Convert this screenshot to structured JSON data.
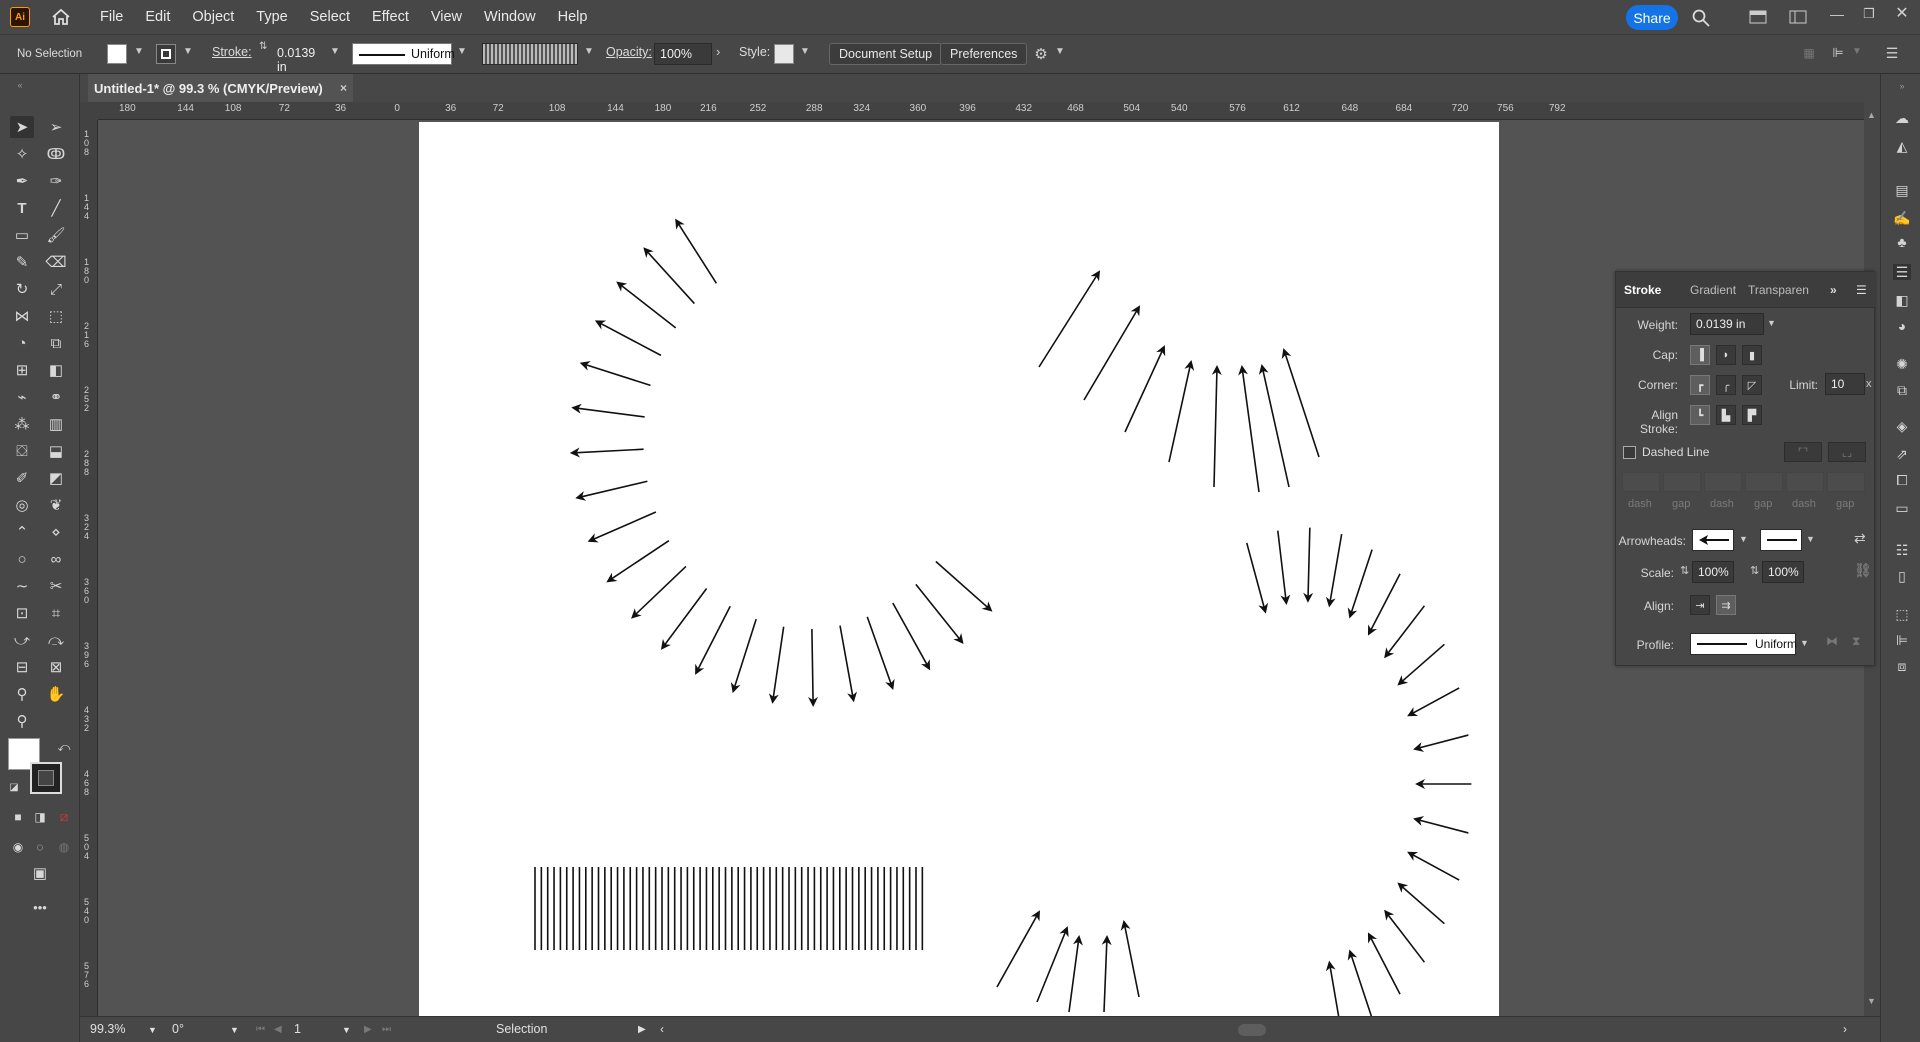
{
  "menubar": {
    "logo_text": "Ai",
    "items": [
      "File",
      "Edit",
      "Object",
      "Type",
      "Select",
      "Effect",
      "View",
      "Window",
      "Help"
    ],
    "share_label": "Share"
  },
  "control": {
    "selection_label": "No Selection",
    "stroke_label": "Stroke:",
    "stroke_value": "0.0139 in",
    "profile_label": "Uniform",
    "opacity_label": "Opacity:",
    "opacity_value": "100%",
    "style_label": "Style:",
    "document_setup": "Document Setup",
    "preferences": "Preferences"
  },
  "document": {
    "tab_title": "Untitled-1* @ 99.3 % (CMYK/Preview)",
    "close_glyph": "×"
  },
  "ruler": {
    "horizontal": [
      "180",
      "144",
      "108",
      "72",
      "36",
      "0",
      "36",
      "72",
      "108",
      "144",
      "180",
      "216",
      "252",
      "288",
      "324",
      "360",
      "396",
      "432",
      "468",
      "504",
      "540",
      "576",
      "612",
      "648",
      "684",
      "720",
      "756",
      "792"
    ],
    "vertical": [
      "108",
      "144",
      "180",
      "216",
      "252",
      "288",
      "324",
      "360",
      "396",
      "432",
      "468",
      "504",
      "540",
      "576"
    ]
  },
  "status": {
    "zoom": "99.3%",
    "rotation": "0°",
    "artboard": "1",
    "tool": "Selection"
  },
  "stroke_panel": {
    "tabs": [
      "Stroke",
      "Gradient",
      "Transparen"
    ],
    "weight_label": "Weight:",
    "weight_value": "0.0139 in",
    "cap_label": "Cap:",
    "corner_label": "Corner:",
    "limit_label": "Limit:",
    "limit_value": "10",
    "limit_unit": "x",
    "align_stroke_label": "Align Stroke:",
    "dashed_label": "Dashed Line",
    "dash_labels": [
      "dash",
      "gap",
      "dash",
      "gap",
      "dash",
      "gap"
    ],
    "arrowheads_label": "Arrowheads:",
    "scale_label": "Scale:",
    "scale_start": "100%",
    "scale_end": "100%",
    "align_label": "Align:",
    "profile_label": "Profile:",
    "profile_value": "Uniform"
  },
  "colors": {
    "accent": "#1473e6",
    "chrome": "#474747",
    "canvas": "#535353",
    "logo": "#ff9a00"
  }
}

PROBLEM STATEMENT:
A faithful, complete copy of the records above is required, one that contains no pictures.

SOLUTION FOR THIS PROBLEM:
Convert this screenshot to structured JSON data.
{
  "menubar": {
    "logo_text": "Ai",
    "items": [
      "File",
      "Edit",
      "Object",
      "Type",
      "Select",
      "Effect",
      "View",
      "Window",
      "Help"
    ],
    "share_label": "Share"
  },
  "control": {
    "selection_label": "No Selection",
    "stroke_label": "Stroke:",
    "stroke_value": "0.0139 in",
    "profile_label": "Uniform",
    "opacity_label": "Opacity:",
    "opacity_value": "100%",
    "style_label": "Style:",
    "document_setup": "Document Setup",
    "preferences": "Preferences"
  },
  "document": {
    "tab_title": "Untitled-1* @ 99.3 % (CMYK/Preview)",
    "close_glyph": "×"
  },
  "ruler": {
    "horizontal": [
      "180",
      "144",
      "108",
      "72",
      "36",
      "0",
      "36",
      "72",
      "108",
      "144",
      "180",
      "216",
      "252",
      "288",
      "324",
      "360",
      "396",
      "432",
      "468",
      "504",
      "540",
      "576",
      "612",
      "648",
      "684",
      "720",
      "756",
      "792"
    ],
    "vertical": [
      "108",
      "144",
      "180",
      "216",
      "252",
      "288",
      "324",
      "360",
      "396",
      "432",
      "468",
      "504",
      "540",
      "576"
    ]
  },
  "status": {
    "zoom": "99.3%",
    "rotation": "0°",
    "artboard": "1",
    "tool": "Selection"
  },
  "stroke_panel": {
    "tabs": [
      "Stroke",
      "Gradient",
      "Transparen"
    ],
    "weight_label": "Weight:",
    "weight_value": "0.0139 in",
    "cap_label": "Cap:",
    "corner_label": "Corner:",
    "limit_label": "Limit:",
    "limit_value": "10",
    "limit_unit": "x",
    "align_stroke_label": "Align Stroke:",
    "dashed_label": "Dashed Line",
    "dash_labels": [
      "dash",
      "gap",
      "dash",
      "gap",
      "dash",
      "gap"
    ],
    "arrowheads_label": "Arrowheads:",
    "scale_label": "Scale:",
    "scale_start": "100%",
    "scale_end": "100%",
    "align_label": "Align:",
    "profile_label": "Profile:",
    "profile_value": "Uniform"
  },
  "colors": {
    "accent": "#1473e6",
    "chrome": "#474747",
    "canvas": "#535353",
    "logo": "#ff9a00"
  }
}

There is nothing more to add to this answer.